Other authors have employed similar devices. From the Brothers Grimm and their gingerbread houses, to Roald Dahl in Willy Wonka and Ian Fleming's Chitty Chitty Bang Bang in which the scary child-catcher uses sweets to ensnare unsuspecting minors. "They are children's weak spot. Much is still made of child molesters using sweets to tempt their prey," says Mr Richardson.
While modern-day adults and doctors might demonise sweets, children, he says, continue to love them. "They are an incredibly emotional thing for them. They are one of the few things you can buy on your own as a child and consume. They are the way we learn about money, sharing and unfortunately stealing. How many people can hand on heart say they have never stolen a sweet? Children lust after them."

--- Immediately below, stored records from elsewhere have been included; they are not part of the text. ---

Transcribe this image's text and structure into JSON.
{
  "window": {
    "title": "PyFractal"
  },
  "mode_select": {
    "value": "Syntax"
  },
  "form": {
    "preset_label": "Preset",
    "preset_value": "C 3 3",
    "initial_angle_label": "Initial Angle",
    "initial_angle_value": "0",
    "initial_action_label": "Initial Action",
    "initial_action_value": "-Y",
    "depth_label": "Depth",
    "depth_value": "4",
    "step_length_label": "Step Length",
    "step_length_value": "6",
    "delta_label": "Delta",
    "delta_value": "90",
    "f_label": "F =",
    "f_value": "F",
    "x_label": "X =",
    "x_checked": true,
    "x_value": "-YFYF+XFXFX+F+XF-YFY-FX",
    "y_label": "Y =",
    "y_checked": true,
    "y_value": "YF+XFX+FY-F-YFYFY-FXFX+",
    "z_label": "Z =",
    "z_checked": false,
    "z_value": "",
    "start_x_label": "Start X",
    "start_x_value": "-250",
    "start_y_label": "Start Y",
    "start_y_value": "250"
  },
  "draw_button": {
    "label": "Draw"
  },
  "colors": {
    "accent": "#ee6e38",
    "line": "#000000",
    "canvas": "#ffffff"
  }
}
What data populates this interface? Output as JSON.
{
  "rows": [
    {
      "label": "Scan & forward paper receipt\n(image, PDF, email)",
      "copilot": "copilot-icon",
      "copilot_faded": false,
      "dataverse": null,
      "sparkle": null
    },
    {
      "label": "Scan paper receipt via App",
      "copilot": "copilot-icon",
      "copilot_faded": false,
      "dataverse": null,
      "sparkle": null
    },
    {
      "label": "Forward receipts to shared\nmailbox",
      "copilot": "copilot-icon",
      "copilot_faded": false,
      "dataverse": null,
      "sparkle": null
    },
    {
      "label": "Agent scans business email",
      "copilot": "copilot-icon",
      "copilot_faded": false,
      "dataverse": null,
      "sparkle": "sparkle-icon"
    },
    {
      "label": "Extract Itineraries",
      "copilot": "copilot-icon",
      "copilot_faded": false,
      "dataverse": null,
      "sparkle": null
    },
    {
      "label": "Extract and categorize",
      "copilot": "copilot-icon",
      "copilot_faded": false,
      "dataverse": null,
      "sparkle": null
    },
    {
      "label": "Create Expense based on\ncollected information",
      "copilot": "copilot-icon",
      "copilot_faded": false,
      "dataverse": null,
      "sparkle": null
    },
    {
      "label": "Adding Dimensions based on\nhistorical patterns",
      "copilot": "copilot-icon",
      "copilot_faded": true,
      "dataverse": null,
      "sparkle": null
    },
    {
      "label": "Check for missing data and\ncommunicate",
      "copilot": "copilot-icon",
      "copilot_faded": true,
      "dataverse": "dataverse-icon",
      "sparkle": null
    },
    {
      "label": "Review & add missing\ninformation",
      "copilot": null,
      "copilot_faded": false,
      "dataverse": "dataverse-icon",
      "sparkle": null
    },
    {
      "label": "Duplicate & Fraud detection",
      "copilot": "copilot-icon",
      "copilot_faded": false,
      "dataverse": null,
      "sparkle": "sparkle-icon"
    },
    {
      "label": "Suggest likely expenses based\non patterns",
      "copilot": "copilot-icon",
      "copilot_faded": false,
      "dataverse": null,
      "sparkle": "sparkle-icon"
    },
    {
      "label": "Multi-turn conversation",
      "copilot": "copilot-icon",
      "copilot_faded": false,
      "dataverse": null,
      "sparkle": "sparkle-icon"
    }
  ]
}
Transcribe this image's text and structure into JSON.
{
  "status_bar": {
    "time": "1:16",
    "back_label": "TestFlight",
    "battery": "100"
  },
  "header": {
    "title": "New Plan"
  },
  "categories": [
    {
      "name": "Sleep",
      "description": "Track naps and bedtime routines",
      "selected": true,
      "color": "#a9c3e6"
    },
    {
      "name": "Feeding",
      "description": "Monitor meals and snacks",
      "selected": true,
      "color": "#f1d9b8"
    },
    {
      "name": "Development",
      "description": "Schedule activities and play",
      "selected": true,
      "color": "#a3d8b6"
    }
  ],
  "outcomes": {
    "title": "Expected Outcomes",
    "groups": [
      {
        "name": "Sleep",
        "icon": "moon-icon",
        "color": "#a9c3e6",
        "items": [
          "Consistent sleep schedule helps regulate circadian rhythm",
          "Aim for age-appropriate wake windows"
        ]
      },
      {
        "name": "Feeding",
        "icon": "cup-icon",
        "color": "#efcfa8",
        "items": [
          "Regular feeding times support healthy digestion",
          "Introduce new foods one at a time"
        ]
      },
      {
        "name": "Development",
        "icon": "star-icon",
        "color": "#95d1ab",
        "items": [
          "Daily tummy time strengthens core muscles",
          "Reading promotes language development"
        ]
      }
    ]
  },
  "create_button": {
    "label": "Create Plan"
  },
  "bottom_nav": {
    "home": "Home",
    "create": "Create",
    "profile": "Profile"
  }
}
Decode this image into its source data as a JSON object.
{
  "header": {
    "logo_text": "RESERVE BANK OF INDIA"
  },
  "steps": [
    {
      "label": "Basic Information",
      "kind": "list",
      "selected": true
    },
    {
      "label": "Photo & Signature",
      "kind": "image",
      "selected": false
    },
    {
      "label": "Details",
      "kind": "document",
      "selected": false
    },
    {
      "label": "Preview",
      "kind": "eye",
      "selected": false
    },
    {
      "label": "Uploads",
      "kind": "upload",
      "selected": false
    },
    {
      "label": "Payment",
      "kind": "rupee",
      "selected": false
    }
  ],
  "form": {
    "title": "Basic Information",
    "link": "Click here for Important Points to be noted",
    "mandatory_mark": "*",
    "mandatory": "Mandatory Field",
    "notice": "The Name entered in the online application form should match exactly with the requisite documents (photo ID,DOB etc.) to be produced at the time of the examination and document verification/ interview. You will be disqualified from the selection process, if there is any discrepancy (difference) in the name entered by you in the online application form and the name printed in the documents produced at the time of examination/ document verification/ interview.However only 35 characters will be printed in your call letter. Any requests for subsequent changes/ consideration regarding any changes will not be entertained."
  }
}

While much recent debate has centred on the Narnia film's treatment of the deeply devout CS Lewis's Christian allegory for evangelical US cinema audiences, Mr Richardson believes there may be another hidden meaning behind the use of Turkish delight to trap Edmund. "It is just possible that Lewis looked on the sweet as something not very Christian. Did he choose it to represent something that harks back to the Crusades?"
The collision of cultures has proved an important marketing device for Fry's which first launched its Turkish bar in 1914 - nearly half a century after its chocolate cream. Under the slogan "full of Eastern Promise", Cadbury's describes the bar as a "mystical, exotic treat that lets you escape from the everyday". The company has deliberately exploited the sex appeal of the Orient - from the windswept desert tent to the galloping Arab stallion, in order to appeal to both men and women consumers. Such allure was even felt by that least sexual of writers Charles Dickens who used the sweet to introduce an air of saucy exoticism into The Mystery of Edwin Drood. In it, Rosa Bud performs an erotic glove striptease as she eats Turkish delight - then known simply as "lumps of delight" - coquettishly licking away the white powder from her outstretched finger.
Turkish delight first arrived in Europe half a century before Dickens was writing Edwin Drood - not in the travelling trunk of the intrepid explorer Sir Richard Burton as the modern British legend would have it - but in the sample case of an unknown commercial traveller. It became Napoleon's favourite sweet and was much admired by Sir Winston Churchill. Pablo Picasso used it as an aide to his concentration. Thanks to Disney, the Western love affair with the East's favourite sweet looks as promising as ever.